Mars Has Un-Earthly Wind Ripple Dunes
It’s been known for decades that sand dunes cover many areas of Mars, but new findings show that these dunes are covered with two sizes of wind ripples – a phenomena that doesn’t exist on Earth and occurs on Mars because of its low-density atmosphere, according to a study that includes a Texas A&M University researcher.
Ryan Ewing, assistant professor in the Department of Geology and Geophysics at Texas A&M, along with A&M undergraduate student Matt Ballard, and colleagues from the California Institute of Technology, John Hopkins University, University of California-Santa Cruz, the University of Texas, Western Washington University, University of California-Davis, the Planetary Science Institute in Tucson, Ariz., Imperial College of London and NASA have had their work published in the current issue of Science magazine.
Using images and data collected by NASA’s Mars rover Curiosity, the team found that winds on Mars produce two distinct sizes of wind ripples – ripples are similar in shape to sand dunes, but much smaller in size. The smallest ripples are spaced about 4 inches apart and appear to be like wind ripples that form on Earth. The larger ripples are about 1 foot high, spaced about 10 feet apart and are unlike any ripple found on Earth. It appears these large ripples are quite common on the Red Planet.
“We knew the large ripples were all over Mars,” says Ewing.
“We and other researchers had detected them in many locations using satellite data, but this is the first time we’ve seen them up close. We weren’t sure we’d see the small ripples on top of the big ripples and when we did we knew we had something different than exists on Earth.” They think the reason the big ripples exist on Mars and not Earth is because Mars’ atmosphere is less dense – about 60 times less dense.
“That means the sand grains react to the wind differently than they would here on Earth.”
Although the smaller ripples have a familiar-Earth like shape, the larger ripples don’t look like typical ripples formed by wind, Ewing explains. Rather than being very straight and having a low profile, these ripples are sinuous and winding and have steep slopes, which, the team recognized, is much more like ripples formed in water. Although they appear to have been shaped by water, the team knows that is definitely not how they were formed.

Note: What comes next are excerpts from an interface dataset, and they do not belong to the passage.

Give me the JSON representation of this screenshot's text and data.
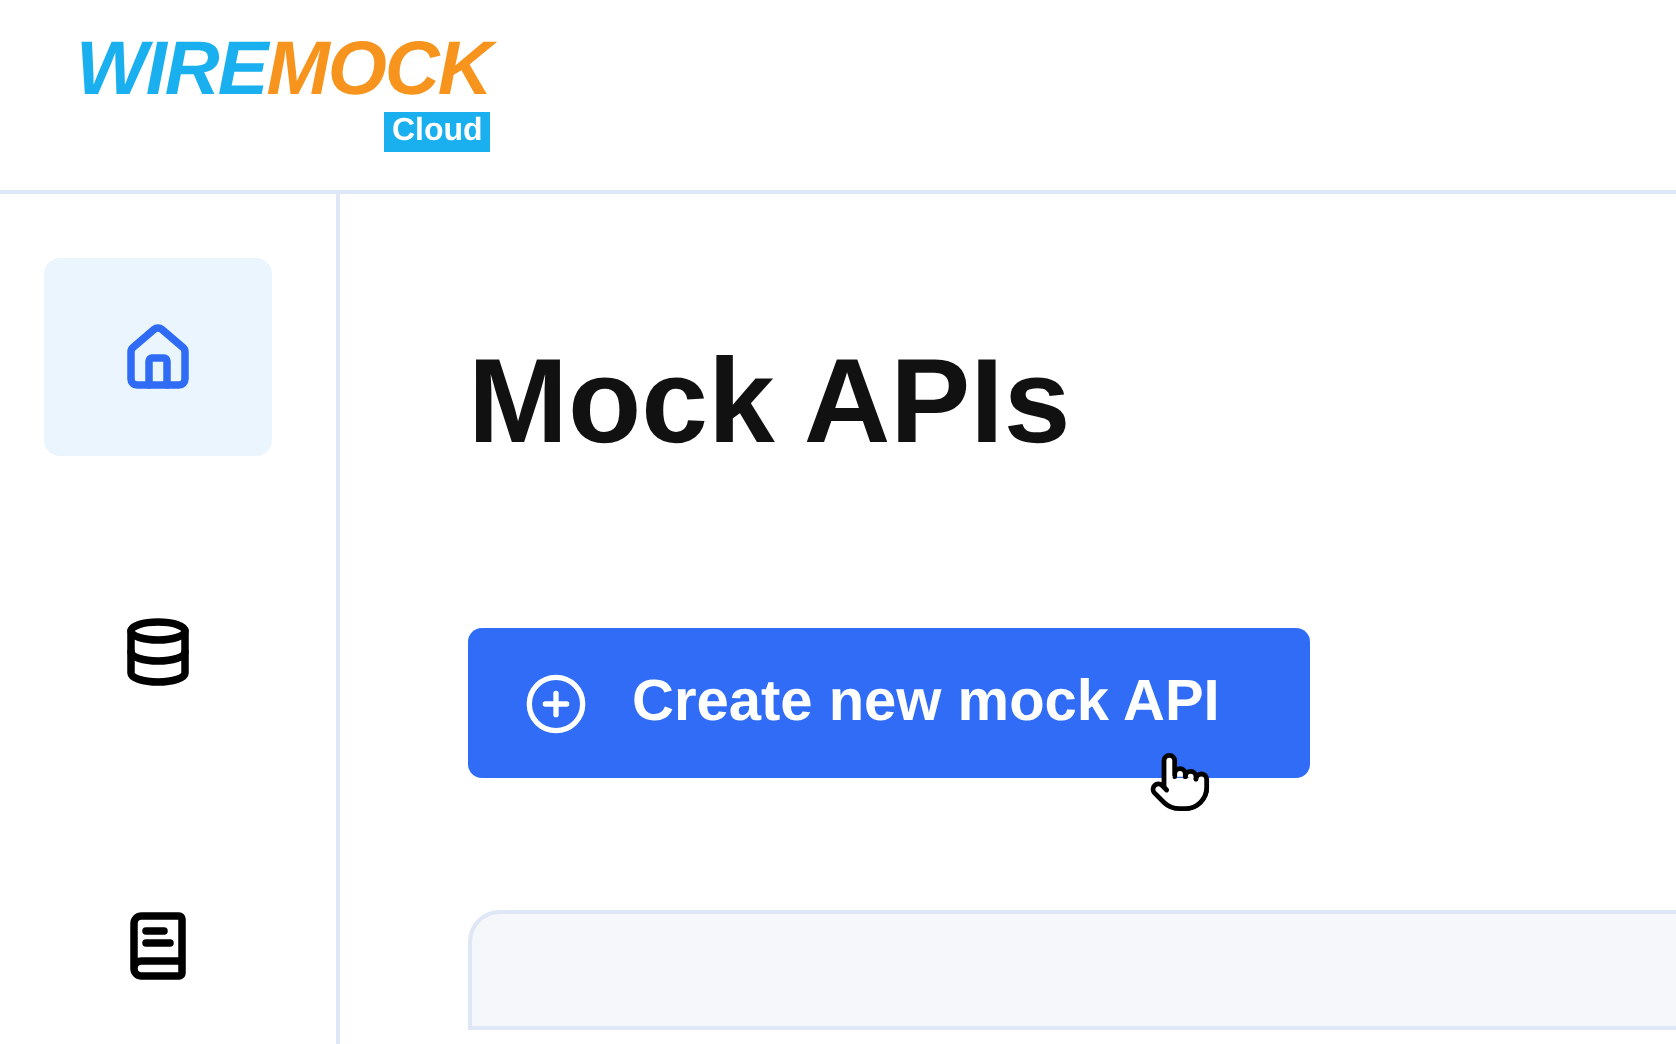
{
  "logo": {
    "word_1": "WIRE",
    "word_2": "MOCK",
    "badge": "Cloud"
  },
  "sidebar": {
    "items": [
      {
        "kind": "home",
        "selected": true
      },
      {
        "kind": "database",
        "selected": false
      },
      {
        "kind": "book",
        "selected": false
      }
    ]
  },
  "page": {
    "title": "Mock APIs",
    "create_button": "Create new mock API"
  }
}
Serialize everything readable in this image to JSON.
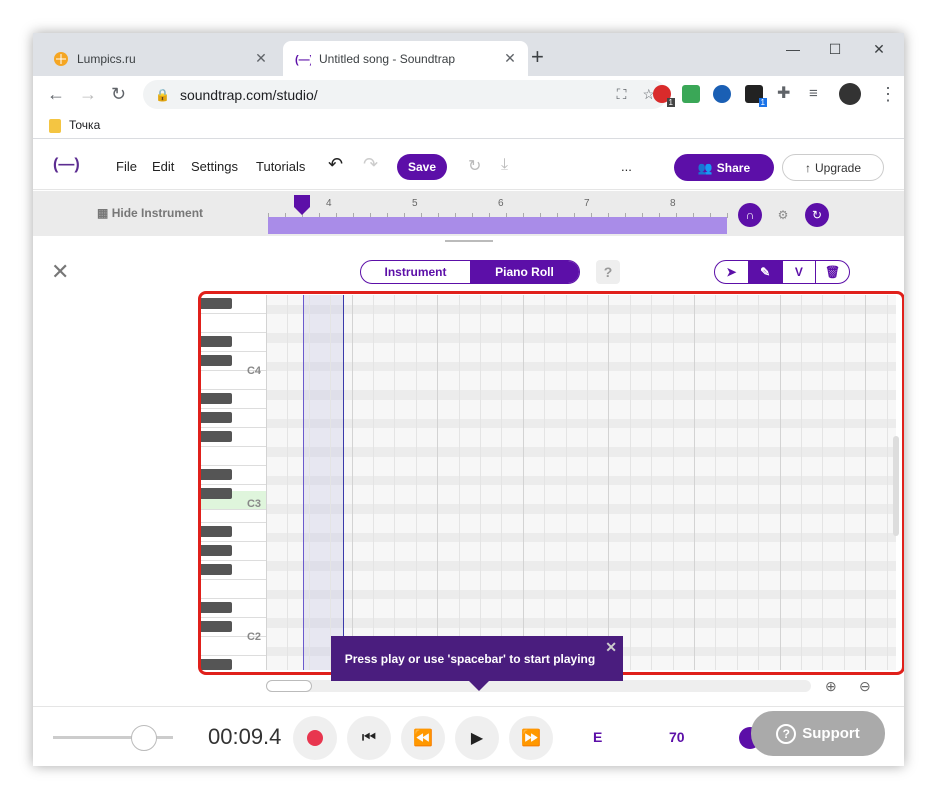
{
  "browser": {
    "tabs": [
      {
        "title": "Lumpics.ru",
        "close": "✕"
      },
      {
        "title": "Untitled song - Soundtrap",
        "close": "✕"
      }
    ],
    "new_tab": "+",
    "url": "soundtrap.com/studio/",
    "bookmark": "Точка",
    "ext_badges": [
      "1",
      "1"
    ]
  },
  "app": {
    "logo": "(—)",
    "menu": [
      "File",
      "Edit",
      "Settings",
      "Tutorials"
    ],
    "save": "Save",
    "more": "...",
    "share": "Share",
    "upgrade": "Upgrade",
    "hide_instrument": "Hide Instrument",
    "ruler": [
      "4",
      "5",
      "6",
      "7",
      "8"
    ]
  },
  "editor": {
    "tab_instrument": "Instrument",
    "tab_piano": "Piano Roll",
    "help": "?",
    "tools": [
      "",
      "",
      "V",
      ""
    ],
    "key_labels": {
      "c4": "C4",
      "c3": "C3",
      "c2": "C2"
    },
    "tooltip": "Press play or use 'spacebar' to start playing"
  },
  "transport": {
    "time": "00:09.4",
    "key": "E",
    "tempo": "70",
    "support": "Support"
  },
  "colors": {
    "accent": "#5c0fa8",
    "highlight": "#e0201b",
    "record": "#e8364f"
  }
}
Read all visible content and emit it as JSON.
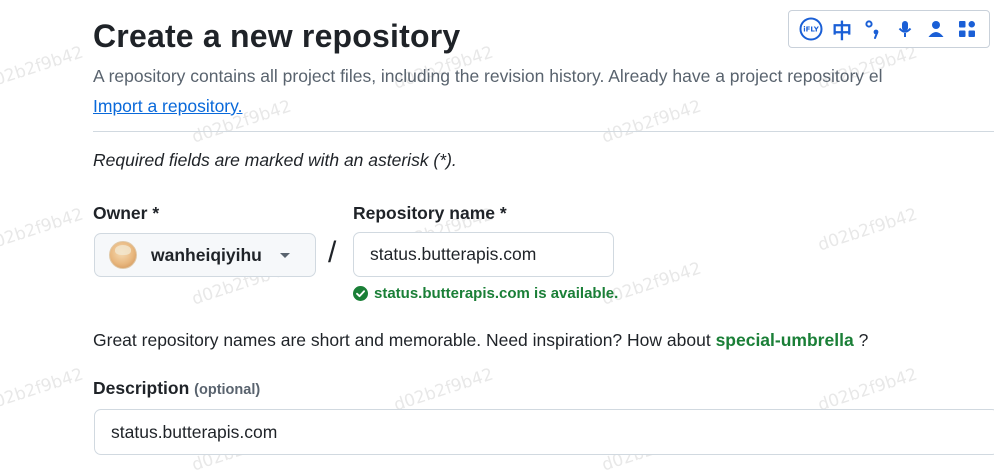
{
  "page": {
    "title": "Create a new repository",
    "subtitle": "A repository contains all project files, including the revision history. Already have a project repository el",
    "import_link": "Import a repository.",
    "required_note": "Required fields are marked with an asterisk (*)."
  },
  "owner": {
    "label": "Owner *",
    "selected": "wanheiqiyihu"
  },
  "repository": {
    "label": "Repository name *",
    "value": "status.butterapis.com",
    "availability": "status.butterapis.com is available."
  },
  "separator": "/",
  "hint": {
    "text": "Great repository names are short and memorable. Need inspiration? How about",
    "suggestion": "special-umbrella",
    "suffix": "?"
  },
  "description": {
    "label": "Description",
    "optional": "(optional)",
    "value": "status.butterapis.com"
  },
  "ime_toolbar": {
    "logo": "iFLY",
    "lang": "中"
  },
  "watermark": "d02b2f9b42",
  "colors": {
    "link": "#0969da",
    "success": "#1a7f37",
    "toolbar_icon": "#1a5fd6"
  }
}
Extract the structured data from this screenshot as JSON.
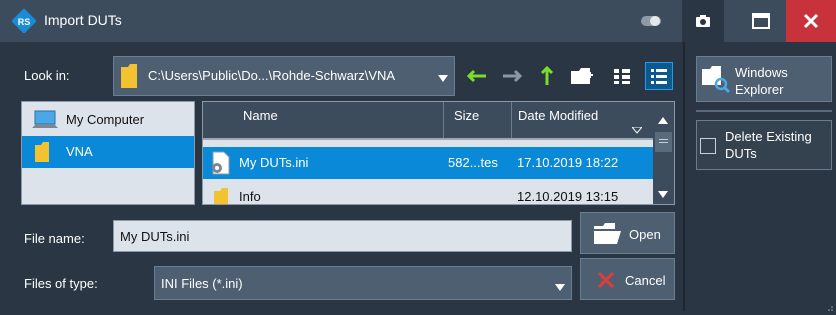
{
  "window": {
    "title": "Import DUTs",
    "icons": {
      "logo": "rohde-schwarz-logo-icon",
      "toggle": "toggle-icon",
      "camera": "camera-icon",
      "maximize": "maximize-icon",
      "close": "close-icon"
    }
  },
  "look_in": {
    "label": "Look in:",
    "path": "C:\\Users\\Public\\Do...\\Rohde-Schwarz\\VNA",
    "toolbar_icons": [
      "back-arrow-icon",
      "forward-arrow-icon",
      "up-arrow-icon",
      "new-folder-icon",
      "list-view-icon",
      "details-view-icon"
    ]
  },
  "places": [
    {
      "label": "My Computer",
      "icon": "computer-icon",
      "selected": false
    },
    {
      "label": "VNA",
      "icon": "folder-icon",
      "selected": true
    }
  ],
  "file_list": {
    "columns": [
      "Name",
      "Size",
      "Date Modified"
    ],
    "rows": [
      {
        "name": "My DUTs.ini",
        "size": "582...tes",
        "date": "17.10.2019 18:22",
        "icon": "ini-file-icon",
        "selected": true
      },
      {
        "name": "Info",
        "size": "",
        "date": "12.10.2019 13:15",
        "icon": "folder-icon",
        "selected": false
      }
    ]
  },
  "file_name": {
    "label": "File name:",
    "value": "My DUTs.ini"
  },
  "files_of_type": {
    "label": "Files of type:",
    "value": "INI Files (*.ini)"
  },
  "buttons": {
    "open": "Open",
    "cancel": "Cancel"
  },
  "side": {
    "windows_explorer": [
      "Windows",
      "Explorer"
    ],
    "delete_existing": [
      "Delete Existing",
      "DUTs"
    ],
    "delete_existing_checked": false
  },
  "colors": {
    "background": "#2a3643",
    "titlebar": "#3d4c5d",
    "selection": "#0a89d8",
    "close": "#c8323a",
    "arrow_green": "#7bdc2a"
  }
}
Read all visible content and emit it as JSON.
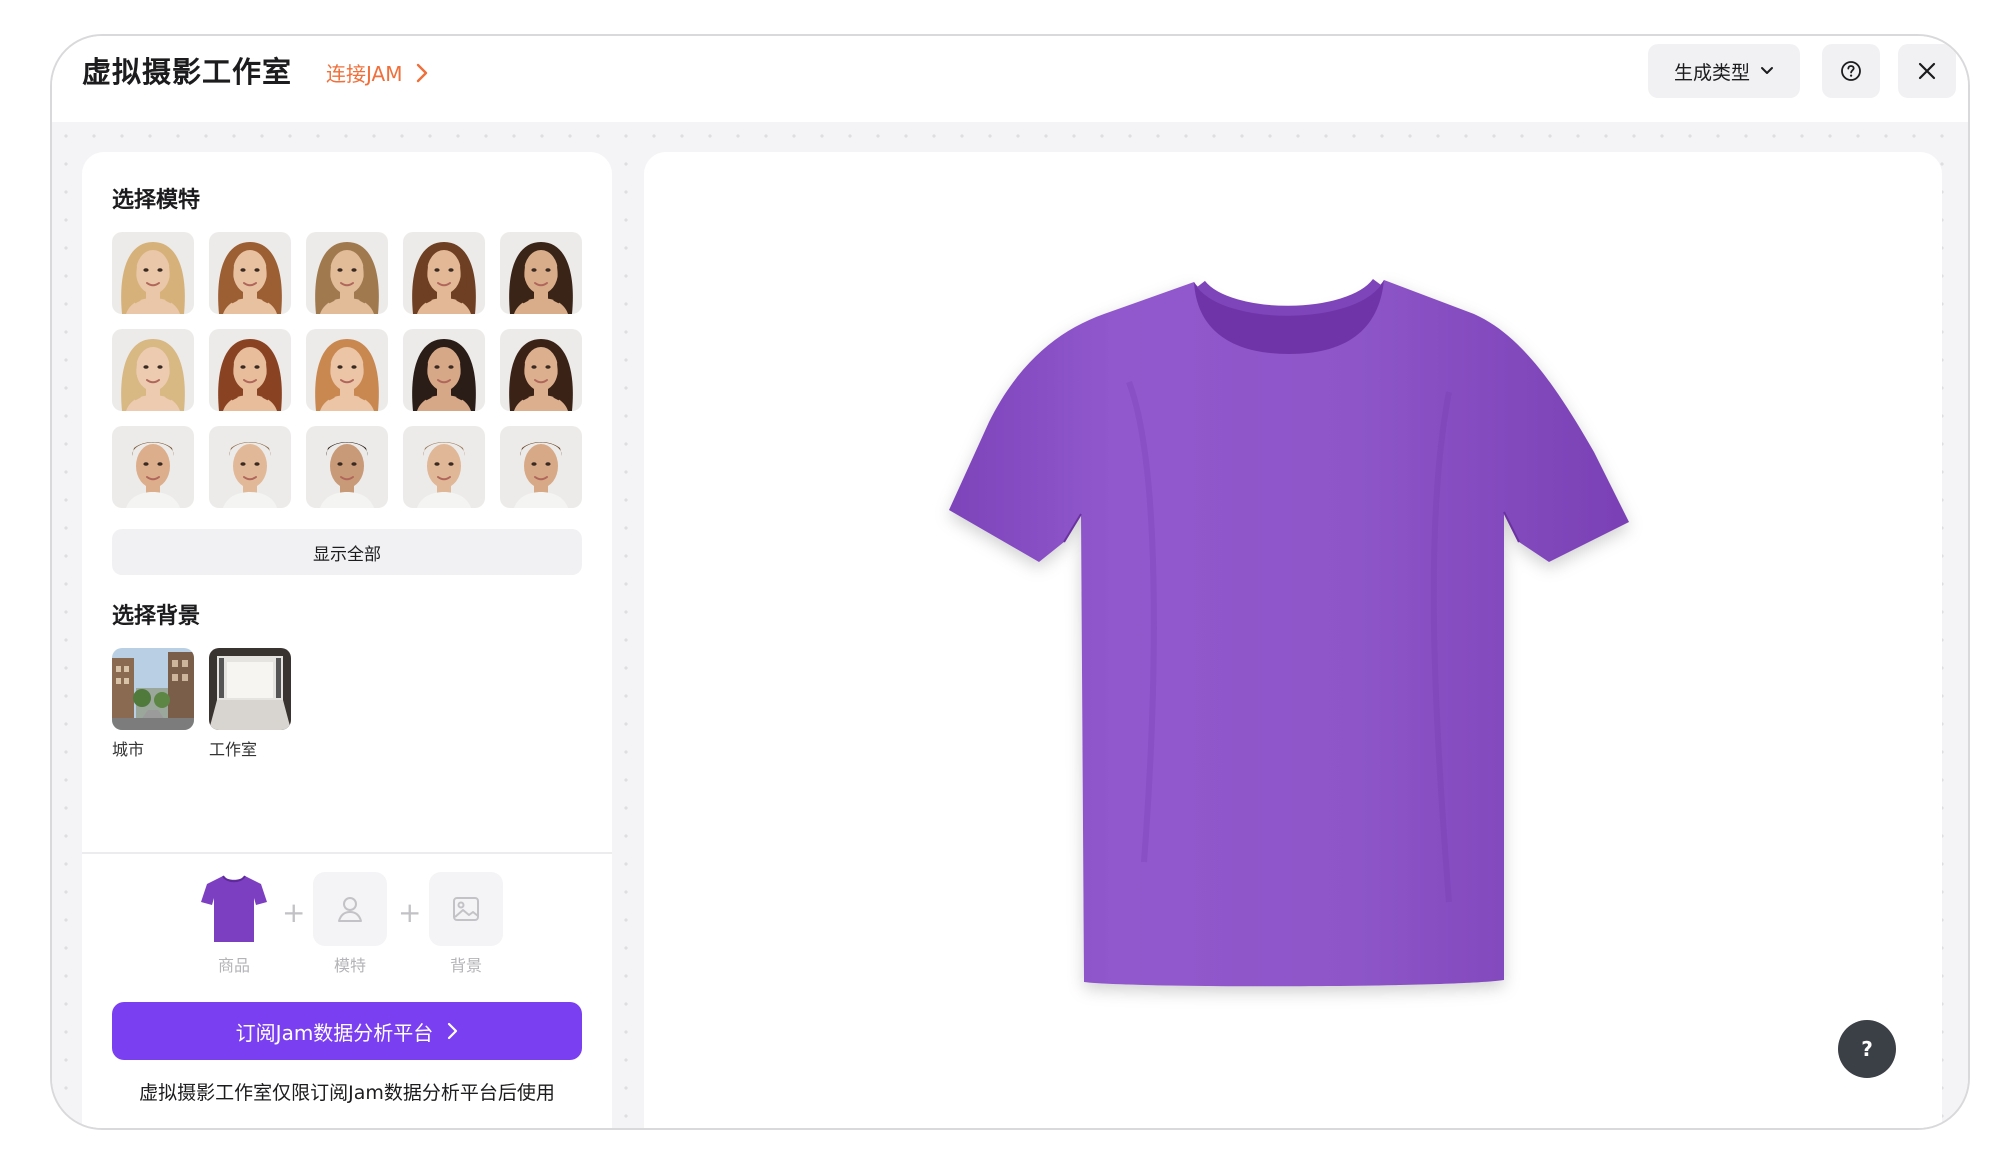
{
  "header": {
    "title": "虚拟摄影工作室",
    "connect_label": "连接JAM",
    "generate_type_label": "生成类型"
  },
  "sidebar": {
    "models_title": "选择模特",
    "models": [
      {
        "name": "model-1",
        "hair": "#d6b27a",
        "skin": "#e9c7a8"
      },
      {
        "name": "model-2",
        "hair": "#9c5e33",
        "skin": "#e8c1a0"
      },
      {
        "name": "model-3",
        "hair": "#a07a4e",
        "skin": "#e2bc99"
      },
      {
        "name": "model-4",
        "hair": "#6e3f22",
        "skin": "#e3b896"
      },
      {
        "name": "model-5",
        "hair": "#3a2418",
        "skin": "#d9ad8a"
      },
      {
        "name": "model-6",
        "hair": "#d8b883",
        "skin": "#edcbb0"
      },
      {
        "name": "model-7",
        "hair": "#8a4322",
        "skin": "#e7bd9c"
      },
      {
        "name": "model-8",
        "hair": "#c98850",
        "skin": "#ebc5a6"
      },
      {
        "name": "model-9",
        "hair": "#2a1c16",
        "skin": "#d6a888"
      },
      {
        "name": "model-10",
        "hair": "#3b2217",
        "skin": "#dcb08f"
      },
      {
        "name": "model-11",
        "hair": "#7a5634",
        "skin": "#dcae8c"
      },
      {
        "name": "model-12",
        "hair": "#8f6e4c",
        "skin": "#e2b998"
      },
      {
        "name": "model-13",
        "hair": "#2e2019",
        "skin": "#c99a78"
      },
      {
        "name": "model-14",
        "hair": "#9a7a5a",
        "skin": "#e0b797"
      },
      {
        "name": "model-15",
        "hair": "#6a4528",
        "skin": "#d8a986"
      }
    ],
    "show_all_label": "显示全部",
    "backgrounds_title": "选择背景",
    "backgrounds": [
      {
        "label": "城市"
      },
      {
        "label": "工作室"
      }
    ],
    "composer": {
      "product_label": "商品",
      "model_label": "模特",
      "background_label": "背景"
    },
    "subscribe_label": "订阅Jam数据分析平台",
    "notice": "虚拟摄影工作室仅限订阅Jam数据分析平台后使用"
  },
  "preview": {
    "shirt_color": "#8f56c9"
  },
  "floating_help_label": "?",
  "colors": {
    "accent": "#7b3ff2",
    "link": "#f06f3a"
  }
}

“The ripples look like they were formed by water, but we know these ripples are active in today’s winds on Mars,” Ewing notes. “But we think some of the same physics that applies to water ripples also applies to these Martian ripples.”
The team concluded that the ripples form by drag in the wind, similar to how ripples in water form. Ewing says that this can happen because the low density of Mars atmosphere. They determined that because the ripple size depends on the density of the atmosphere, if they existed in Mars’ ancient history, they could be telling of Mars’ past atmosphere and climate.
Ewing says that analyses of sandstone rocks from another location on Mars shows evidence that the ripples existed on Mars about 3.7 billion years ago.
“Finding evidence of these ripples in the rocks tells us that Mars has had a thin atmosphere for a long time,” he adds.
“It has been interesting learning about processes on Mars that are happening today and that can tell us something about Mars’ ancient past. It is how a lot of geology is done on Earth and now we are applying this to Mars.”
He adds that “we are learning more about climatic and sedimentary processes, which are two key topics currently driving Martian science.”